I found Jonathan Rosenblum’s article “Half Shabbos Is No Shabbos” to be problematic, on both halachic and educational grounds.
We obviously put serious weight on Shabbat observance. Beyond the specific mitzvot associated with the day, Shabbat serves an essential role as a theological and historical anchor for our community. But is “half Shabbos no Shabbos”? Even if this was not the intent of the article, the extreme formulation sends a message to teenagers who are not perfect in their observance that their positive engagement with Shabbat has no merit. Ironically, we would never say this to a public school teenager in NCSY, but we are willing to denigrate a struggling yeshivah student as being a “half-Shabbos” or even a “no-Shabbos” observer.
The article also failed to mention that quite a few teenagers are still figuring out their places within the community, while many others have theological questions that need to be addressed. Contrary to the impression drawn from the article, many teenagers who text on Shabbat come from homes in which the parents actively embrace the Shabbat experience and even sing zemirot. There are no simple, magical formulas that guarantee teenage obedience in a generation of abnormal winds. Rabbi Yitzchak Herzog, the late chief rabbi of Israel, believed, based on a Tosafot on Baba Kamma 27b, that “the-apple-doesn’t-fall-far-from-the-tree” guarantee to parents regarding their children’s observance is applicable only when the winds are normal.

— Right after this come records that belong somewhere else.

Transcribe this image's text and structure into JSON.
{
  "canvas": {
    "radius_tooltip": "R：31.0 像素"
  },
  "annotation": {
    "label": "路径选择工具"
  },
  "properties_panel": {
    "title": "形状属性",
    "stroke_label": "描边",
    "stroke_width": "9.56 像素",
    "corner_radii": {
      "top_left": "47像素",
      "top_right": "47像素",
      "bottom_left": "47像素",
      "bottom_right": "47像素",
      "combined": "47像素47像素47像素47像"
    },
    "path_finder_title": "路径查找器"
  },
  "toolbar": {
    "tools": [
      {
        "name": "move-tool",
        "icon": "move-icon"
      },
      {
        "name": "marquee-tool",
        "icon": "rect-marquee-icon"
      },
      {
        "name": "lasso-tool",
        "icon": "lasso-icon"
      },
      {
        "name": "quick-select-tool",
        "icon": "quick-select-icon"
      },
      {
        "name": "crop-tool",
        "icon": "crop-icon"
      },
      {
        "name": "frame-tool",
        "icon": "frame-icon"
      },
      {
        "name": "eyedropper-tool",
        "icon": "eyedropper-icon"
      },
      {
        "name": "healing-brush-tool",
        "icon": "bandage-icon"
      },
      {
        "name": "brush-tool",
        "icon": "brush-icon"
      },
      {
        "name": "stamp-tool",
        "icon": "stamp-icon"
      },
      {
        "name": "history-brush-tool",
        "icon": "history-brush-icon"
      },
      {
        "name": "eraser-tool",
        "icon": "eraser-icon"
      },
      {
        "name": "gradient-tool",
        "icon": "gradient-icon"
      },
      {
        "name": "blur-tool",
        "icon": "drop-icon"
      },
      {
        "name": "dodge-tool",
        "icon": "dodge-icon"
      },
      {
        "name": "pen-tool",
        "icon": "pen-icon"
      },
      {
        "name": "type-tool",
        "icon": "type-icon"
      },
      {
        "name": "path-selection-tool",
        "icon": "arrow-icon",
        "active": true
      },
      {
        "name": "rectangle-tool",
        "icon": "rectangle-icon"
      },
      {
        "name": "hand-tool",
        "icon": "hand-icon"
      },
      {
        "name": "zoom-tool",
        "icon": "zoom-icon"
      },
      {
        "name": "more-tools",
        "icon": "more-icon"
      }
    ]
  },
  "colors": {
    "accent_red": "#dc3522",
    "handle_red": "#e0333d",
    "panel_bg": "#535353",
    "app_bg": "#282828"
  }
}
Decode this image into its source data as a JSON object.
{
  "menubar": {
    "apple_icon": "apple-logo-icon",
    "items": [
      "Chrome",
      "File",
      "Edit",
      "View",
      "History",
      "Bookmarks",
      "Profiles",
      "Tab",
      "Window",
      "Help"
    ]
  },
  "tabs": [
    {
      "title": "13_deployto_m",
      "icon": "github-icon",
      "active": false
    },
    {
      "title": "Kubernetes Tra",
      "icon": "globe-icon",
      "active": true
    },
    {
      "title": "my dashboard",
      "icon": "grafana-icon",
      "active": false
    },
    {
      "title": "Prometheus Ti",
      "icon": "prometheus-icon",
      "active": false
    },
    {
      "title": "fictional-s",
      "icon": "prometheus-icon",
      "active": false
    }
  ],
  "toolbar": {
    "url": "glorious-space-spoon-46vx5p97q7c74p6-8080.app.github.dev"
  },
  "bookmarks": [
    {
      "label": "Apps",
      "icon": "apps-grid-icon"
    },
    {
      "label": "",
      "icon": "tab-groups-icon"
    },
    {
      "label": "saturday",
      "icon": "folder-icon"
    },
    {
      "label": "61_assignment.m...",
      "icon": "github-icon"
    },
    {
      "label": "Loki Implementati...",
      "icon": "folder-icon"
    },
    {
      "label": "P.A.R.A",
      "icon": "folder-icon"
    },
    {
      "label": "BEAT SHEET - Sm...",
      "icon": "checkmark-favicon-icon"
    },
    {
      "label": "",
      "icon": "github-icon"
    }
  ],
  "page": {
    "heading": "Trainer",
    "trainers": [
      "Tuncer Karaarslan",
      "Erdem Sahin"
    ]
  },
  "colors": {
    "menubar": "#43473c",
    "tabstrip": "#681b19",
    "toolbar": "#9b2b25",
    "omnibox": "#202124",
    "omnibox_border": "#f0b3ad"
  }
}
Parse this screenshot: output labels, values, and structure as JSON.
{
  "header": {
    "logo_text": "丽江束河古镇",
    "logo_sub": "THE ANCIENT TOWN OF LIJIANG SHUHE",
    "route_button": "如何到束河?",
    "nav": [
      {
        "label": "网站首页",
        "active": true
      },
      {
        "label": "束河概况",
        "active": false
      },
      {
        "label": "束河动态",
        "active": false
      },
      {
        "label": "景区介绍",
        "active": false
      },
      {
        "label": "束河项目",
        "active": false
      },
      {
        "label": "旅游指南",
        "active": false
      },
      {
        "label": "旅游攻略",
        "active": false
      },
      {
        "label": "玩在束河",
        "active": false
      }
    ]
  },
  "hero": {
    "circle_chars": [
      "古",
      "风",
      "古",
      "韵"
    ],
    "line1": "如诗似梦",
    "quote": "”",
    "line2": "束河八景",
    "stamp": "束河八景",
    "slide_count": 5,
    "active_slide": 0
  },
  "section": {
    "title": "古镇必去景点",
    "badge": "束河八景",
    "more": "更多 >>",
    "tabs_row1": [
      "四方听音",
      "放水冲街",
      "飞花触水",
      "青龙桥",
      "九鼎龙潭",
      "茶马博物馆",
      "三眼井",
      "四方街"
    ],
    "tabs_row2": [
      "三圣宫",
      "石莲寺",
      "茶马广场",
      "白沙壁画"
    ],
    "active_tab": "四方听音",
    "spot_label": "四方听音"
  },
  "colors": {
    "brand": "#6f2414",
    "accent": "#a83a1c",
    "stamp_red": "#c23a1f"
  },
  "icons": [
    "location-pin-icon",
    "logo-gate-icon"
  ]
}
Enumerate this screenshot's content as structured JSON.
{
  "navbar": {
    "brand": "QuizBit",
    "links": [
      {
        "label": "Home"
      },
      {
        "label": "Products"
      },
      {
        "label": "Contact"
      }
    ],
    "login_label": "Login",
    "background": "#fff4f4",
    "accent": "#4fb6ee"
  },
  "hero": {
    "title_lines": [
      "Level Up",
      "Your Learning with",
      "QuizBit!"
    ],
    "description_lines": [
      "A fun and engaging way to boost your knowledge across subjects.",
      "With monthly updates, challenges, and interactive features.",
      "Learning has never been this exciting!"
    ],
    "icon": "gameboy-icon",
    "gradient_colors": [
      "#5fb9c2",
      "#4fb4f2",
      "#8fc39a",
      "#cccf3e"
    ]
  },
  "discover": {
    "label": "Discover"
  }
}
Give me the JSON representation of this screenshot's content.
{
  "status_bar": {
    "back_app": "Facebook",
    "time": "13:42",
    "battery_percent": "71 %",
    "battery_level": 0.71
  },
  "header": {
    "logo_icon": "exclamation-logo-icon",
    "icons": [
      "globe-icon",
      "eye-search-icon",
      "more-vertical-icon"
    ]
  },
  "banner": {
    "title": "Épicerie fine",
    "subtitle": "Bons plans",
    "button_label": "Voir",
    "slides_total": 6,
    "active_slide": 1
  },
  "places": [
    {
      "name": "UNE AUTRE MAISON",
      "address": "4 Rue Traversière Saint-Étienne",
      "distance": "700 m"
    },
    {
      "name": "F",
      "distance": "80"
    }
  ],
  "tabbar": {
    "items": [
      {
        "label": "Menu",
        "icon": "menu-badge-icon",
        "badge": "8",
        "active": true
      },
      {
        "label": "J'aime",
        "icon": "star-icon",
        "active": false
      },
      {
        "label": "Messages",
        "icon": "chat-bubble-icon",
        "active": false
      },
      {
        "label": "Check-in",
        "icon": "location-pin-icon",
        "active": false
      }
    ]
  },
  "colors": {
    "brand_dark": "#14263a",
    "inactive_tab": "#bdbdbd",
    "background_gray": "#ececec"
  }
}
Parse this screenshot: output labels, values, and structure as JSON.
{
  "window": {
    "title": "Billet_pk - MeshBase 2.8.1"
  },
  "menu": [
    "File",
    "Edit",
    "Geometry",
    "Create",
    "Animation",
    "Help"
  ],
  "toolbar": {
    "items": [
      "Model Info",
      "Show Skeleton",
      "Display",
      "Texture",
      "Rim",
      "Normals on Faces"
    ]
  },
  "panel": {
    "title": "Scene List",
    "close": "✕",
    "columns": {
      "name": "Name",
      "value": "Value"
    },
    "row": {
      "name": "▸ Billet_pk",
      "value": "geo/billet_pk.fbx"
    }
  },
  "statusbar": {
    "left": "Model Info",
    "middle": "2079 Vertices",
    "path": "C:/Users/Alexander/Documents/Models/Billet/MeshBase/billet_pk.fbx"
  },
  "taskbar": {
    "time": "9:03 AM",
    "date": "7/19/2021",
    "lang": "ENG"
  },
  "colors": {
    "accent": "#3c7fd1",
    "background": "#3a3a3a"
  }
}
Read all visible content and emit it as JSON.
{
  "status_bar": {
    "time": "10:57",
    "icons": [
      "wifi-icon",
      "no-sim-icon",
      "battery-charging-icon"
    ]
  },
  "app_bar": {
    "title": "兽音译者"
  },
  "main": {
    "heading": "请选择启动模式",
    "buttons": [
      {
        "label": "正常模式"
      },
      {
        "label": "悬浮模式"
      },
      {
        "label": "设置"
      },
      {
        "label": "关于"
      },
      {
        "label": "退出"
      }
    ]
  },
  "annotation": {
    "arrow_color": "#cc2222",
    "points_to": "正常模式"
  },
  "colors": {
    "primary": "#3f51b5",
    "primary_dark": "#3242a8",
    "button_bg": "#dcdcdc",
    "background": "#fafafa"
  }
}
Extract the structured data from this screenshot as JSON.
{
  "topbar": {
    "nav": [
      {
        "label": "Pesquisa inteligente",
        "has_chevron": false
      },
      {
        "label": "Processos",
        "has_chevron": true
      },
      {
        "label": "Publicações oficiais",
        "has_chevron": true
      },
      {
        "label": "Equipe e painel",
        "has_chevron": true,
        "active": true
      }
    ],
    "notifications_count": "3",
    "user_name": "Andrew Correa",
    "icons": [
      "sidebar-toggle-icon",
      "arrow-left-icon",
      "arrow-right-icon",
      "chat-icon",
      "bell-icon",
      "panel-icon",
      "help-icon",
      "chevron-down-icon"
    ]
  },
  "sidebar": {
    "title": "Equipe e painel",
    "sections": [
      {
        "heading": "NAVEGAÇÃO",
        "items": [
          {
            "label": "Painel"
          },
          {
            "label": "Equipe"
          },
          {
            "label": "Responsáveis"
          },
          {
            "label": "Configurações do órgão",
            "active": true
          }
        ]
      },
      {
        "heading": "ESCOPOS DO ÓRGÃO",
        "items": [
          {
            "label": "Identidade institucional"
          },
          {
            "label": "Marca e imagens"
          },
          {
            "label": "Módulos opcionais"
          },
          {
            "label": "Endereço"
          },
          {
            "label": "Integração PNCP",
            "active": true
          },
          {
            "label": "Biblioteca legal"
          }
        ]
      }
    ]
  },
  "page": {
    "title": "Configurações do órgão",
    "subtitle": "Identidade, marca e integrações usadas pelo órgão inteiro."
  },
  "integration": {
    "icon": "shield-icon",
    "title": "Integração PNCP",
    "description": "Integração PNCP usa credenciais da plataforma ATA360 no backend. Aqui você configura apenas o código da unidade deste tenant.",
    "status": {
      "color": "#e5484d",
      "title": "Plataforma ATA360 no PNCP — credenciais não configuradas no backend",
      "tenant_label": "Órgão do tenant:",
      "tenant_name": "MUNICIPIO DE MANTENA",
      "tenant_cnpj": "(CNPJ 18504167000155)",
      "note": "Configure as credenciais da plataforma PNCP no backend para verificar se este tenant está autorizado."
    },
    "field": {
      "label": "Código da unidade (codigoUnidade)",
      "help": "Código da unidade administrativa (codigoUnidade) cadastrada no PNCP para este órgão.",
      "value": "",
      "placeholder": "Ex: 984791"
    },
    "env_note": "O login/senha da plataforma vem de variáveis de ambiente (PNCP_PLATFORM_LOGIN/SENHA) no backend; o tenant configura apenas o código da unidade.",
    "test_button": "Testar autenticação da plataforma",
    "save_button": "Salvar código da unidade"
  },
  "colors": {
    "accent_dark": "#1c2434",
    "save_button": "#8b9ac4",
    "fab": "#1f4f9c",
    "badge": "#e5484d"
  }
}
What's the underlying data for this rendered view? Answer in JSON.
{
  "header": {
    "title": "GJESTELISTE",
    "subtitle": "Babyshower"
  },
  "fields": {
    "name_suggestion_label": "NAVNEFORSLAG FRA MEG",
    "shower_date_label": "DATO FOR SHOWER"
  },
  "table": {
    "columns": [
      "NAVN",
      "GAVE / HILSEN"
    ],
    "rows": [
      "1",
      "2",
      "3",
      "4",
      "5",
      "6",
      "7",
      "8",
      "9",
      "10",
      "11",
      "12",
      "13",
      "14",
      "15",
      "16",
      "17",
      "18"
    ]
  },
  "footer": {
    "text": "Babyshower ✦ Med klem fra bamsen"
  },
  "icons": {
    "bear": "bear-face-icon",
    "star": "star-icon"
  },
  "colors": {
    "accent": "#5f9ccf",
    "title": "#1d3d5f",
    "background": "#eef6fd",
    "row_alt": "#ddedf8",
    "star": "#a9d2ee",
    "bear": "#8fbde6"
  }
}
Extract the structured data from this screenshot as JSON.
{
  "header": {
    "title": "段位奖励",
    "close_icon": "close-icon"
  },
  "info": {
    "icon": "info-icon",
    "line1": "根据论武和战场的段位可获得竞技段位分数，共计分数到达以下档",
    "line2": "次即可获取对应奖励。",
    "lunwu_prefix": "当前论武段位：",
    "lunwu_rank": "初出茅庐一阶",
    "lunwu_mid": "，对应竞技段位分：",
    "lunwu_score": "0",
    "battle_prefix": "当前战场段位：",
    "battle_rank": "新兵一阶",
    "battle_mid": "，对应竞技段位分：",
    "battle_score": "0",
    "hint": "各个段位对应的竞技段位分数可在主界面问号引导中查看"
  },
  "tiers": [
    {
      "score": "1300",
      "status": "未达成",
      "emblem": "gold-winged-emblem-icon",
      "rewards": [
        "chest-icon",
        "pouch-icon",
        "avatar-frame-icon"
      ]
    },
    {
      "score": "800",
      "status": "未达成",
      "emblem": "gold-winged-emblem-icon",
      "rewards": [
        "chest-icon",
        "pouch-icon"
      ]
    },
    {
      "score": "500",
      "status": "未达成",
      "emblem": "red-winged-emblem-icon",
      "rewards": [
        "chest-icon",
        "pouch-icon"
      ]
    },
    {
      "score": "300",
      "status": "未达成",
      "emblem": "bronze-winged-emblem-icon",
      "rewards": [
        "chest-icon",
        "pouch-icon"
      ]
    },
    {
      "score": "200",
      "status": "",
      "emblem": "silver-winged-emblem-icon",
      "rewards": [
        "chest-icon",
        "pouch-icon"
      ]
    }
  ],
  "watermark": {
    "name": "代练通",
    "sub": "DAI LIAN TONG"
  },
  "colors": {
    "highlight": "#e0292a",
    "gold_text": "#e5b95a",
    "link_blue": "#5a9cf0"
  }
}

The gemara in Shabbat (70a) establishes the concept of “chiluk melachot,” that each of the thirty-nine categories of labor prohibited on Shabbat is treated independently. While this could lead to multiple punishments for individual violations, it reinforces the concept that one violation does not by itself obliterate an individual’s total Shabbat observance. We do not tell one who has tragically violated even several prohibited activities to throw in the towel with regard to observing the rest of Shabbat. Texting on Shabbat, while clearly a violation, does not mean that no Shabbat is left for this struggling teenager. In fact, the Ramban in Shemot (20:8) highlights the value of all of the positive mitzvot associated with Shabbat. He opines that a mitzvat aseh is even more meaningful in our relationship with Hashem than a mitzvat lo ta’aseh. To the Ramban, engaging in a mitzvat aseh is a sign of love between us and our Creator. Clearly the Ramban is not justifying violating the Shabbat, but he is stressing how essential positive actions are in developing a relationship with Hashem. Many, if not most, of the teenagers described in the article appear to be much more than “half-Shabbos” and “no-Shabbos” Jews. While their Shabbat violations cannot be condoned, we cannot dismiss their participation in the many positive aspects of Shabbat observance such as Kiddush, seudat Shabbat and tefillah. The more we tend to identify them as “half-Shabbos” Jews, the greater chance they will become completely non-observant Jews.
We need to treat teenagers in the Orthodox community with the same sensitivity that we treat potential ba’alei teshuvah. While we should always strive for maximum observance and never concede to halachic compromise, we should not ignore what the Maharal (Netivot Olam-Netiv Avodah, Chap. 5) called “sechar pesiot,” the reward for every step we take. A more balanced perspective and an embracing approach could enhance the entire Shabbat experience for our community.
Rabbi Shalom Baum
Rav, Congregation Keter Torah
Teaneck, New Jersey